Supplied data:
----------------

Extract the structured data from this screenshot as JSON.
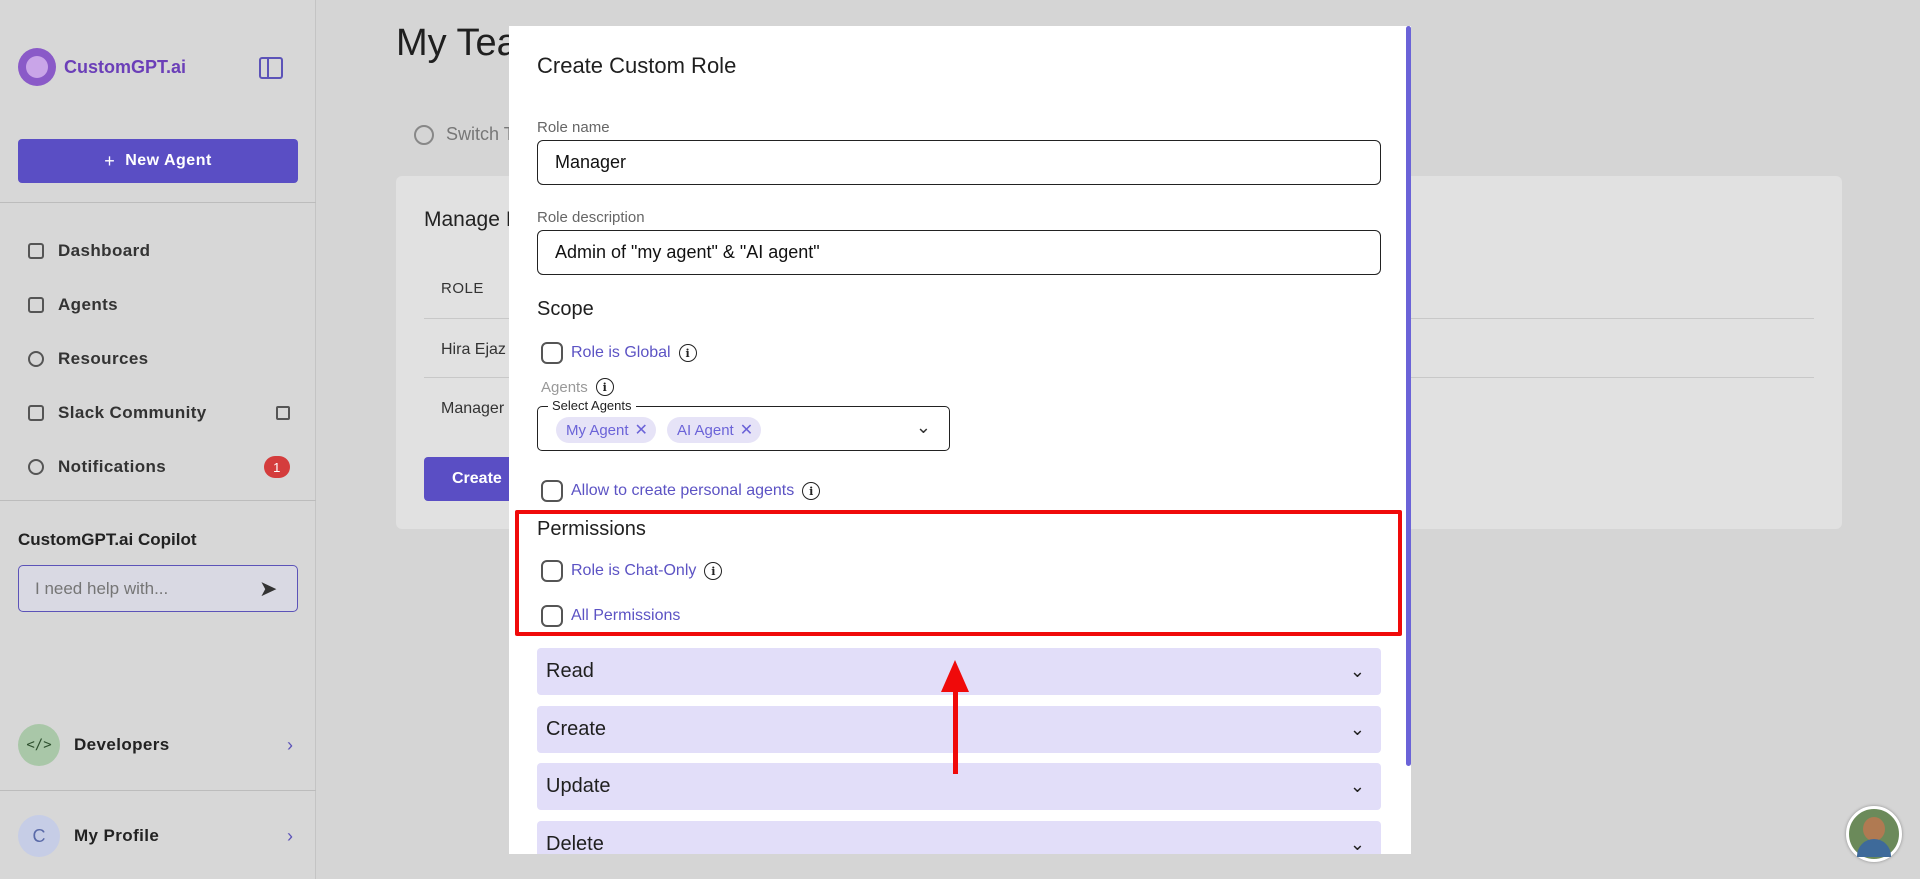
{
  "sidebar": {
    "logo_text": "CustomGPT.ai",
    "new_agent_label": "New Agent",
    "nav": [
      {
        "label": "Dashboard"
      },
      {
        "label": "Agents"
      },
      {
        "label": "Resources"
      },
      {
        "label": "Slack Community"
      },
      {
        "label": "Notifications",
        "badge": "1"
      }
    ],
    "copilot_title": "CustomGPT.ai Copilot",
    "copilot_placeholder": "I need help with...",
    "developers_label": "Developers",
    "developers_avatar": "</>",
    "profile_label": "My Profile",
    "profile_initial": "C"
  },
  "page": {
    "title": "My Tea",
    "switch_label": "Switch T",
    "card_title": "Manage I",
    "role_header": "ROLE",
    "rows": [
      "Hira Ejaz",
      "Manager"
    ],
    "create_label": "Create"
  },
  "modal": {
    "title": "Create Custom Role",
    "role_name_label": "Role name",
    "role_name_value": "Manager",
    "role_desc_label": "Role description",
    "role_desc_value": "Admin of \"my agent\" & \"AI agent\"",
    "scope_heading": "Scope",
    "role_global_label": "Role is Global",
    "agents_label": "Agents",
    "select_agents_legend": "Select Agents",
    "chips": [
      "My Agent",
      "AI Agent"
    ],
    "allow_personal_label": "Allow to create personal agents",
    "permissions_heading": "Permissions",
    "chat_only_label": "Role is Chat-Only",
    "all_permissions_label": "All Permissions",
    "accordions": [
      "Read",
      "Create",
      "Update",
      "Delete"
    ]
  },
  "colors": {
    "accent": "#5a4ec4",
    "highlight": "#f00a0a",
    "accordion_bg": "#e2def9"
  }
}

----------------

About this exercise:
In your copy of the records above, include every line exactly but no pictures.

Your solution:
Extract the structured data from this screenshot as JSON.
{
  "sidebar": {
    "logo_text": "CustomGPT.ai",
    "new_agent_label": "New Agent",
    "nav": [
      {
        "label": "Dashboard"
      },
      {
        "label": "Agents"
      },
      {
        "label": "Resources"
      },
      {
        "label": "Slack Community"
      },
      {
        "label": "Notifications",
        "badge": "1"
      }
    ],
    "copilot_title": "CustomGPT.ai Copilot",
    "copilot_placeholder": "I need help with...",
    "developers_label": "Developers",
    "developers_avatar": "</>",
    "profile_label": "My Profile",
    "profile_initial": "C"
  },
  "page": {
    "title": "My Tea",
    "switch_label": "Switch T",
    "card_title": "Manage I",
    "role_header": "ROLE",
    "rows": [
      "Hira Ejaz",
      "Manager"
    ],
    "create_label": "Create"
  },
  "modal": {
    "title": "Create Custom Role",
    "role_name_label": "Role name",
    "role_name_value": "Manager",
    "role_desc_label": "Role description",
    "role_desc_value": "Admin of \"my agent\" & \"AI agent\"",
    "scope_heading": "Scope",
    "role_global_label": "Role is Global",
    "agents_label": "Agents",
    "select_agents_legend": "Select Agents",
    "chips": [
      "My Agent",
      "AI Agent"
    ],
    "allow_personal_label": "Allow to create personal agents",
    "permissions_heading": "Permissions",
    "chat_only_label": "Role is Chat-Only",
    "all_permissions_label": "All Permissions",
    "accordions": [
      "Read",
      "Create",
      "Update",
      "Delete"
    ]
  },
  "colors": {
    "accent": "#5a4ec4",
    "highlight": "#f00a0a",
    "accordion_bg": "#e2def9"
  }
}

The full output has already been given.